Introduction Type 2 diabetes treatment algorithms recommend intensive intervention in younger patients and in those with a shorter duration of disease. Screening provides opportunities for earlier multifactorial cardiovascular risk factor control which maybe particularly effective if targeted at populations known to have poorer long-term outcomes. Using the ADDITION-Leicester multi-ethnic study, we estimated the effects of intensive risk factor control on modelled risk of diabetes related complications. Methods 345 (41% South Asian) people aged between 40 and 70 years with screen-detected type 2 diabetes were randomised for five years to receive either 1) intensive multifactorial risk factor intervention or 2) standard care according to national guidance. Estimated risk of death, ischaemic heart disease, stroke, congestive cardiac failure and blindness were calculated using United Kingdom Prospective Diabetes study risk equations. Results After 5 years of follow-up, compared to standard care mean treatment differences for intensive care were -11.7 (95% CI: -15.0, -8.4) and -6.6 (-8.8, -4.4) mmHg for systolic and diastolic blood pressure, respectively; -0.27 (-0.66, -0.26) % for HbA1c; and -0.46 (-0.66; -0.26), -0.34 (-0.51; -0.18), and -0.19 (-0.28; -0.10) mmol/l for total cholesterol, LDL-cholesterol, and triglycerides, respectively. There was no significant weight gain in the intensive group despite additional medication use. Modelled risks were consistently lower for intensively managed patients: the benefit of intensive versus routine care was progressively higher over-time for ischaemic heart disease (3.5% and 6.2% reduction at 10 and 20 years, respectively) and stroke (6.3% and 8.8% reduction), while the risk reduction for congestive heart failure plateaued at around 15 years (5.3% reduction). No differences were observed for blindness and all-cause death. Conclusion Intensive multifactorial intervention in a multi-ethnic population with screen-detected type 2 diabetes results in sustained improvements in modelled ischaemic heart disease, stroke and congestive cardiac failure.
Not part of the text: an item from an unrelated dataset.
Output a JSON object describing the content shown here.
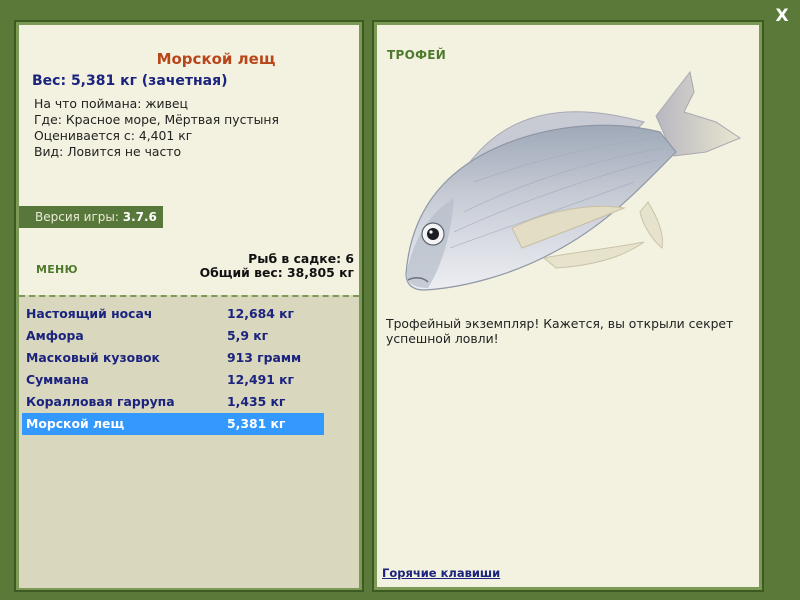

Humans, Cardiovascular Diseases, Diabetic Angiopathies, Diabetes Mellitus, Type 2, Mass Screening, Prognosis, Models, Statistical, Risk Factors, Follow-Up Studies, Adult, Aged, Middle Aged, Female, Male
We acknowledge the support from the National Institute for Health Research Collaboration for Leadership in Applied Health Research and Care – East Midlands (NIHR CLAHRC – EM), the Leicester Clinical Trials Unit, and the NIHR Leicester BRC (Biomedical Research Centre). This report is independent research funded by the National Institute for Health Research.
NIHR Evaluation, Trials and Studies Coordinating Centre (NETSCC) (HTA/08/116/300)
NIHR Central Commissioning Facility (NIHRDH-RP-PG-0606-1259)
Department of Health (via National Institute for Health Research (NIHR)) (NF-SI-0515-10119)
Department of Health (via National Institute for Health Research (NIHR)) (NF-SI-0512-10135)
UNIVERSITY OF AARHUS (not known)
Department of Health (via National Institute for Health Research (NIHR)) (NF-SI-0617-10149)
External DOI: https://doi.org/10.1002/dmrr.3111
This record's URL: https://www.repository.cam.ac.uk/handle/1810/287378